In the hanky panky filled parties of Silicon Valley, dinner comes first, usually prepared by the host to avoid the prying eyes of cooks and cleaners. Social Media is strictly forbidden, for obvious reasons. Then the drugs come out. MDMA seems to be the top choice, although it’s far from the only offering. The guests break off into groups of two, three, or more, usually for “cuddle puddles,” a cute way to describe a gang of groping millionaires and billionaires. From there things get really freaky.
The mostly male bigwigs of Silicon Valley have these drug fueled love parties on the regular, bringing in a bevy of young women from anywhere they can get their hands on them. And get their hands on them they do, often with their wives and girlfriends right beside them. These men tend to be the wealthy tycoons behind some of the biggest brands in the World. As Emily Chang, author of the book Brotopia, describes it, they like to treat these parties as extensions of their World changing professional philosophies by overturning traditions in their private lives.

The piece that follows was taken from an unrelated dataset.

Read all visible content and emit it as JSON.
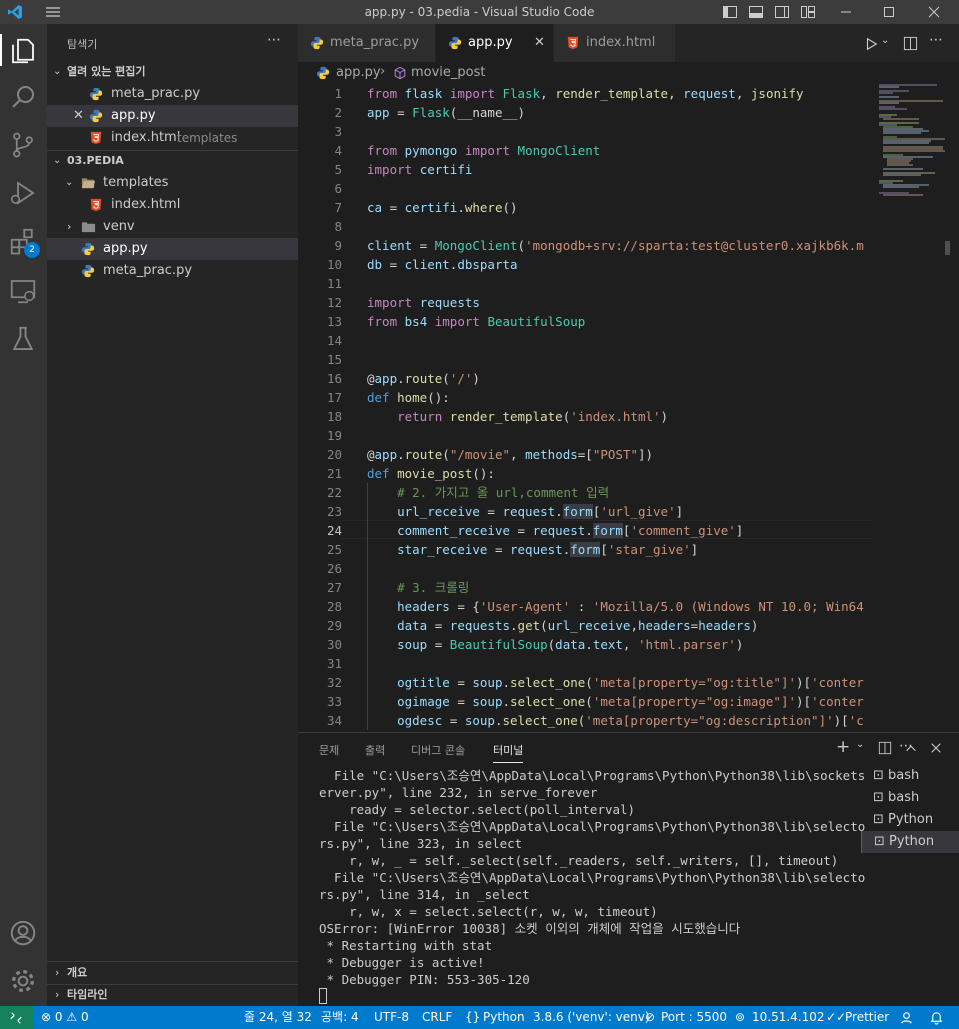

In the end, that means a boatload of hookups in private mansions, estates, and yachts the World over.
Watch to learn more about the secret parties billionaires don’t want you to know about!
#Billionaires #Politicians #Business
Silicon Valley debauchery | 0:18
Billionaire birthday bashes | 1:21
Henry Nicholas’ shag lair | 2:21
The secret side of Cannes | 3:14
A Wall Street bacchanal | 3:57
Burning Man for the rich | 4:59
Prince Faisal‘s Halloween Party | 5:59
Bohemian Grove | 7:03
President Club Charity Dinner | 8:05
Sean Parker’s wedding | 9:17
#Billionaires #Politicians #Business